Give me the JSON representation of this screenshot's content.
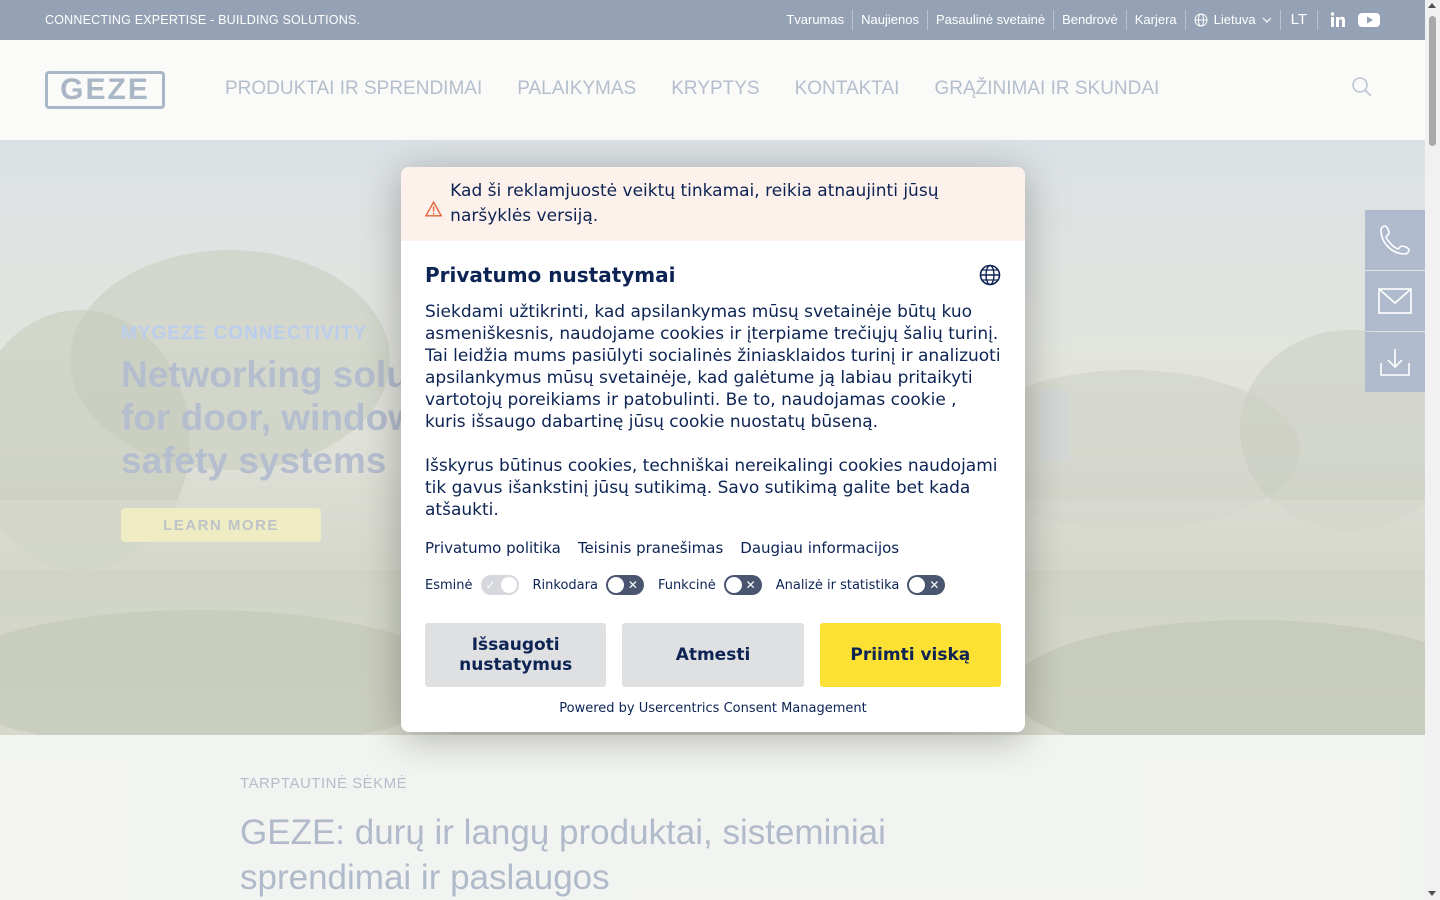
{
  "topbar": {
    "tagline": "CONNECTING EXPERTISE - BUILDING SOLUTIONS.",
    "links": [
      "Tvarumas",
      "Naujienos",
      "Pasaulinė svetainė",
      "Bendrovė",
      "Karjera"
    ],
    "country": "Lietuva",
    "language": "LT",
    "social": [
      "linkedin-icon",
      "youtube-icon"
    ]
  },
  "header": {
    "logo": "GEZE",
    "nav": [
      "PRODUKTAI IR SPRENDIMAI",
      "PALAIKYMAS",
      "KRYPTYS",
      "KONTAKTAI",
      "GRĄŽINIMAI IR SKUNDAI"
    ]
  },
  "hero": {
    "kicker": "MYGEZE CONNECTIVITY",
    "title_lines": [
      "Networking solu",
      "for door, window",
      "safety systems"
    ],
    "button": "LEARN MORE"
  },
  "side_dock": [
    "phone-icon",
    "mail-icon",
    "download-icon"
  ],
  "content": {
    "kicker": "TARPTAUTINĖ SĖKMĖ",
    "heading": "GEZE: durų ir langų produktai, sisteminiai sprendimai ir paslaugos"
  },
  "consent": {
    "warning": "Kad ši reklamjuostė veiktų tinkamai, reikia atnaujinti jūsų naršyklės versiją.",
    "title": "Privatumo nustatymai",
    "paragraph1": "Siekdami užtikrinti, kad apsilankymas mūsų svetainėje būtų kuo asmeniškesnis, naudojame cookies ir įterpiame trečiųjų šalių turinį. Tai leidžia mums pasiūlyti socialinės žiniasklaidos turinį ir analizuoti apsilankymus mūsų svetainėje, kad galėtume ją labiau pritaikyti vartotojų poreikiams ir patobulinti. Be to, naudojamas cookie , kuris išsaugo dabartinę jūsų cookie nuostatų būseną.",
    "paragraph2": "Išskyrus būtinus cookies, techniškai nereikalingi cookies naudojami tik gavus išankstinį jūsų sutikimą. Savo sutikimą galite bet kada atšaukti.",
    "links": [
      "Privatumo politika",
      "Teisinis pranešimas",
      "Daugiau informacijos"
    ],
    "toggles": [
      {
        "label": "Esminė",
        "state": "on-disabled"
      },
      {
        "label": "Rinkodara",
        "state": "off"
      },
      {
        "label": "Funkcinė",
        "state": "off"
      },
      {
        "label": "Analizė ir statistika",
        "state": "off"
      }
    ],
    "buttons": {
      "save": "Išsaugoti nustatymus",
      "reject": "Atmesti",
      "accept": "Priimti viską"
    },
    "powered_by": "Powered by Usercentrics Consent Management"
  },
  "colors": {
    "accent_yellow": "#fce033",
    "navy_text": "#0c2354",
    "topbar": "#5c6f8c",
    "warning_bg": "#fdf1eb"
  }
}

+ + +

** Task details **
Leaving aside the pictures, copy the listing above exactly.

** Answer space **
Give me the JSON representation of this screenshot's content.
{
  "topbar": {
    "tagline": "CONNECTING EXPERTISE - BUILDING SOLUTIONS.",
    "links": [
      "Tvarumas",
      "Naujienos",
      "Pasaulinė svetainė",
      "Bendrovė",
      "Karjera"
    ],
    "country": "Lietuva",
    "language": "LT",
    "social": [
      "linkedin-icon",
      "youtube-icon"
    ]
  },
  "header": {
    "logo": "GEZE",
    "nav": [
      "PRODUKTAI IR SPRENDIMAI",
      "PALAIKYMAS",
      "KRYPTYS",
      "KONTAKTAI",
      "GRĄŽINIMAI IR SKUNDAI"
    ]
  },
  "hero": {
    "kicker": "MYGEZE CONNECTIVITY",
    "title_lines": [
      "Networking solu",
      "for door, window",
      "safety systems"
    ],
    "button": "LEARN MORE"
  },
  "side_dock": [
    "phone-icon",
    "mail-icon",
    "download-icon"
  ],
  "content": {
    "kicker": "TARPTAUTINĖ SĖKMĖ",
    "heading": "GEZE: durų ir langų produktai, sisteminiai sprendimai ir paslaugos"
  },
  "consent": {
    "warning": "Kad ši reklamjuostė veiktų tinkamai, reikia atnaujinti jūsų naršyklės versiją.",
    "title": "Privatumo nustatymai",
    "paragraph1": "Siekdami užtikrinti, kad apsilankymas mūsų svetainėje būtų kuo asmeniškesnis, naudojame cookies ir įterpiame trečiųjų šalių turinį. Tai leidžia mums pasiūlyti socialinės žiniasklaidos turinį ir analizuoti apsilankymus mūsų svetainėje, kad galėtume ją labiau pritaikyti vartotojų poreikiams ir patobulinti. Be to, naudojamas cookie , kuris išsaugo dabartinę jūsų cookie nuostatų būseną.",
    "paragraph2": "Išskyrus būtinus cookies, techniškai nereikalingi cookies naudojami tik gavus išankstinį jūsų sutikimą. Savo sutikimą galite bet kada atšaukti.",
    "links": [
      "Privatumo politika",
      "Teisinis pranešimas",
      "Daugiau informacijos"
    ],
    "toggles": [
      {
        "label": "Esminė",
        "state": "on-disabled"
      },
      {
        "label": "Rinkodara",
        "state": "off"
      },
      {
        "label": "Funkcinė",
        "state": "off"
      },
      {
        "label": "Analizė ir statistika",
        "state": "off"
      }
    ],
    "buttons": {
      "save": "Išsaugoti nustatymus",
      "reject": "Atmesti",
      "accept": "Priimti viską"
    },
    "powered_by": "Powered by Usercentrics Consent Management"
  },
  "colors": {
    "accent_yellow": "#fce033",
    "navy_text": "#0c2354",
    "topbar": "#5c6f8c",
    "warning_bg": "#fdf1eb"
  }
}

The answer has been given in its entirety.